Now, this takes me back. This is another one in the Favourites roundabout (and if it looks like I'm only reading things from BookCrossing, that's because they're the only ones I've got the brain to write up at the moment).
I first read this at school - sixth form, it must have been, from the shape of the library in my mind's eye - and enjoyed it then. It was interesting to revisit it, and to find that on the whole it's very much as I remember it.
This is set in one of those dystopian societies that look very neat and tidy on the surface, and then turn out to be a little too
neat and tidy when you dig a little.
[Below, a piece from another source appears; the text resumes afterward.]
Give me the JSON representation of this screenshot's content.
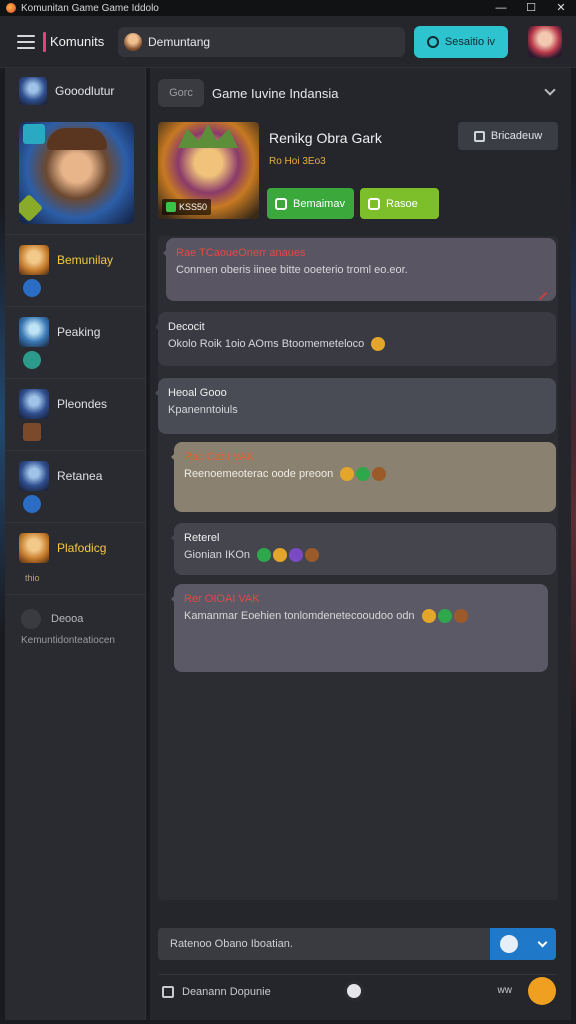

The titular Giver holds all the world's memories - because the world has decided it's easier without remembering things like love and war, but somebody has to have them - and is passing them on to Jonas, the new Receiver. As before, I found this concept intriguing, and was hooked on the gradual deconstruction of the society. As before, I found myself getting rather bored with the end of the story. It was quite late at night, I will admit, but it did feel as if it finished two chapters too late - though this time I picked up on the ambiguous nature of the ending.
Interesting to revisit a book I'd enjoyed before, and to see how my relationship to it has changed over the past ten years (very little, as it happens).http://www.bookcrossing.com/journal/10359233